Historical districts Edit

Mino Province consisted of twenty-one districts:

Shugo Edit

Below is an incomplete list of the shugo who controlled Mino Province and the years of their control:

Kamakura shogunate Edit

Muromachi shogunate Edit

Edo period Domains Edit

Domains in Mino Province
Name HQ Daimyō & kokudaka
Ōgaki Domain Ōgaki Castle
Ōgaki Shinden Domain Hatamura jin'ya
Gujō Domain Gujō Hachiman Castle
Kanō Domain Kanō Castle
Iwamura Domain Iwamura Castle
Naegi Domain Naegi Castle
Takatomi Domain Takatomi jin'ya
Imao Domain Imao Castle
Imao jin'ya
  • Ichihashi clan:20,000; 1600 - 1610(transfer to Yabase Domain
  • Takenokoshi clan:10,000→20,000→30,000→20,000; 1611 - 1871(as part of Owari Domain)
Takasu Domain Takasu Castle
Takasu jin'ya
Kurono Domain Kurono Castle
Ibi Domain Ibi Castle
  • Nishio clan:30,000→25,500; 1600 - 1623(attainder)
Kaneyama Domain
Kozuchi Domain Ogurayama Castle
Jushichijo Domain Jushichijo Castle
  • Inaba clan:10,000→20,000、1607 - 1627(transfer to Moka Domain)
Aono Domain Aono jin'ya
Seki Domain Seki jin'ya
Kiyomizu Domain Kiyomisu Castle
Iwataki Domain Iwataki Jin'ya
  • Honjo clan:1,000: 1705 - 1709(reelected to Takatomi Domai )
Tokuno Domain Tokuno jin'ya
  • Hiraoka clan:10,000; 1604 - 1653(attainder)
Nomura Domain
  • Oda clan:10,000; 1600 - 1631(attainder)
Mino-Hasegawa Domain
  • Hasegawa clan:10,000 1617 - 1635(divided into hatamoto holdings)
Mino-Wakisaka Domain

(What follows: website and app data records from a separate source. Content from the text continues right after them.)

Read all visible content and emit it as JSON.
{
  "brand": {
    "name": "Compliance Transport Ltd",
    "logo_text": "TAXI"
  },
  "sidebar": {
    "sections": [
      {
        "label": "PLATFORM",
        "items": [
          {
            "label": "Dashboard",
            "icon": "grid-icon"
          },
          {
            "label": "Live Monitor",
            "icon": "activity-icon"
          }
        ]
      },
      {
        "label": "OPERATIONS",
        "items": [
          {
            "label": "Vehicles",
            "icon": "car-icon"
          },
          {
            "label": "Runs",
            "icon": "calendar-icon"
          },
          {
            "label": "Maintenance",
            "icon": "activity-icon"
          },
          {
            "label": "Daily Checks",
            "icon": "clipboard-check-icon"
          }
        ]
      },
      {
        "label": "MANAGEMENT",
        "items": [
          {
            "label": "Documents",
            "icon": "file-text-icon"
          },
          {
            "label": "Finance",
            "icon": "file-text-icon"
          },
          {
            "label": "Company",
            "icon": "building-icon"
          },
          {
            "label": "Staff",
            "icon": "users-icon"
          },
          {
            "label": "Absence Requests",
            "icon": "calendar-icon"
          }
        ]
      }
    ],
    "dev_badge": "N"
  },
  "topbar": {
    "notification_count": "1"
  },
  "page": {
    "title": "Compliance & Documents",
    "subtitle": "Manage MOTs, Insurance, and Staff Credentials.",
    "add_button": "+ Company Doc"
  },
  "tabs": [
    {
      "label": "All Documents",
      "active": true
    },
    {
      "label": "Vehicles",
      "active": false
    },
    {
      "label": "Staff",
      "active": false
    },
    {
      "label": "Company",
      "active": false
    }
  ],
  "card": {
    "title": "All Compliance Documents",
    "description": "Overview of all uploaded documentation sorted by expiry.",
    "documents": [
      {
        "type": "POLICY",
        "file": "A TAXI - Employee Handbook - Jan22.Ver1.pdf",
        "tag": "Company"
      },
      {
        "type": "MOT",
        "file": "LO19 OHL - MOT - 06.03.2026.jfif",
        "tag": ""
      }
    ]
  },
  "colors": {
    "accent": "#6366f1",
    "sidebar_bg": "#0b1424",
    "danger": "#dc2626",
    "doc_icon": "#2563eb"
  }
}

Geography Edit

Mino and Owari provinces were separated by the Sakai River, which means "border river."

Notes Edit

References Edit

  • Nussbaum, Louis-Frédéric and Käthe Roth. (2005). Japan encyclopedia. Cambridge: Harvard University Press. ISBN 978-0-674-01753-5; OCLC 58053128
  • Titsingh, Isaac. (1834). Annales des empereurs du Japon (Nihon Odai Ichiran). Paris: Royal Asiatic Society, Oriental Translation Fund of Great Britain and Ireland. OCLC 5850691.

Other websites Edit

  Media related to Mino Province at Wikimedia Commons